The new firearms registry would monitor and track every legal firearm in New Zealand, operating similar to a driver's license system. It would collect a licence holder's full name, date of birth, and address, and compile details about firearms. It would also record all transfers, sales and purchases of guns, along with imports and exports of firearms and other items.
It's the second phase of New Zealand's response to the deadly Christchurch attack — a tragedy that immediately set the country's leaders in motion to change their gun laws.
"That attack exposed weaknesses in legislation which we have the power to fix," Ardern said on Friday. "We would not be a responsible Government if we didn't address them."
Discussing New Zealand's response to the shooting, Ardern said, "In April, we took action to remove military style semi-automatics from our communities. Now we are taking the next step; to prevent firearms from reaching the hands of criminals."
Under the system proposed Friday, private firearms sales would still be permitted. Gun owners would be required to enter their information in the registry over a five-year period — with most of those entries expected to occur when a license is renewed or a gun is purchased.
Similar to "red flag" measures in some U.S. states, the New Zealand bill also has a mental health aspect, creating a system of warning flags that could "show a person may not be a fit and proper person to hold a firearms licence," the government said
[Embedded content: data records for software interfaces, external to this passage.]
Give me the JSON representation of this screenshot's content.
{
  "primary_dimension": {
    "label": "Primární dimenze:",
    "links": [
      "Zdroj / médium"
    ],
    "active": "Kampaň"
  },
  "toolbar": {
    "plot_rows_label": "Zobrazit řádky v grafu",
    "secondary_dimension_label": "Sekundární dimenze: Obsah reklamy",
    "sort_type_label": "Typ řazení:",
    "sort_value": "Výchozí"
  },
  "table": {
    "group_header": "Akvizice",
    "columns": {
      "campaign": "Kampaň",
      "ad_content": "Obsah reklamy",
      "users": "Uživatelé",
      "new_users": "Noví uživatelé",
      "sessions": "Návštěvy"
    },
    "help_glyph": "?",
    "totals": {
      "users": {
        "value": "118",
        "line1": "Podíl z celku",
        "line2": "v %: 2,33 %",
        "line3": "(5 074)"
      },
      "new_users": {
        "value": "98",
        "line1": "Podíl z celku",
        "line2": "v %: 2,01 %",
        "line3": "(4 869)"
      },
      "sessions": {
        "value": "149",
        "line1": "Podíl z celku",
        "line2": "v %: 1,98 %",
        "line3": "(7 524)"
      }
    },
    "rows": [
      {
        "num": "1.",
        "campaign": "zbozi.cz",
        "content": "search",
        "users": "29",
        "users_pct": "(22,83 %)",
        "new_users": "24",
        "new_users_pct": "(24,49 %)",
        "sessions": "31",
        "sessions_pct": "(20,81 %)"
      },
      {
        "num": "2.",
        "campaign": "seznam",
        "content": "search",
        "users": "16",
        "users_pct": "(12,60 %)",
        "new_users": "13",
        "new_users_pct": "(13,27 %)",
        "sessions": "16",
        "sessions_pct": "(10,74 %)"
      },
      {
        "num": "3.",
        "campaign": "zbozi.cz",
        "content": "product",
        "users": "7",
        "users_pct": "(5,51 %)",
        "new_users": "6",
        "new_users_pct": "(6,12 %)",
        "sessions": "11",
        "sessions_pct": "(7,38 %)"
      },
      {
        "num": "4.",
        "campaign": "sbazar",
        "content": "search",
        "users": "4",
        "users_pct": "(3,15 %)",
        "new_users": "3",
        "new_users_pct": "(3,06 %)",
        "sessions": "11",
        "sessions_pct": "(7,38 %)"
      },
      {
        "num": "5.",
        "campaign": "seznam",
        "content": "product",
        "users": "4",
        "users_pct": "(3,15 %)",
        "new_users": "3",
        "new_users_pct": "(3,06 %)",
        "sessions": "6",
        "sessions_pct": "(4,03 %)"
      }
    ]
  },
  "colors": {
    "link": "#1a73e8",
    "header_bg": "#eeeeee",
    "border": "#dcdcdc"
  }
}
Speaking alongside Ardern, Police Minister Stuart Nash said New Zealand must update its laws, as the 1983 Arms Act is outdated.
Summarizing recent gun crimes in New Zealand, Nash said, "Around 18,204 firearms offences have been committed in the four calendar years 2015-2018."
Those offenses, he said, range from homicide to robbery and lesser offenses such as carrying a loaded firearm in a vehicle.
The new plan would also shorten the length of firearms licenses, cutting them from 10 years to five years. And it includes a licensing protocol for shooting clubs and gun ranges.
As part of its ban on assault-style weapons, New Zealand is also running an amnesty and gun buyback program, to take those weapons out of circulation. With this week marking the halfway point of that process, officials reported that so far, 12,621 people had turned in 19,837 firearms and 73,949 parts, according to the New Zealand Herald.
Ardern's new move on guns comes at the end of a tumultuous week for her Labour Party, as a female former volunteer came forward Monday to detail allegations of sexual assault against a party official — raising new questions about the party's handling of those claims. The controversy resulted in the Labour Party president resigning on Wednesday.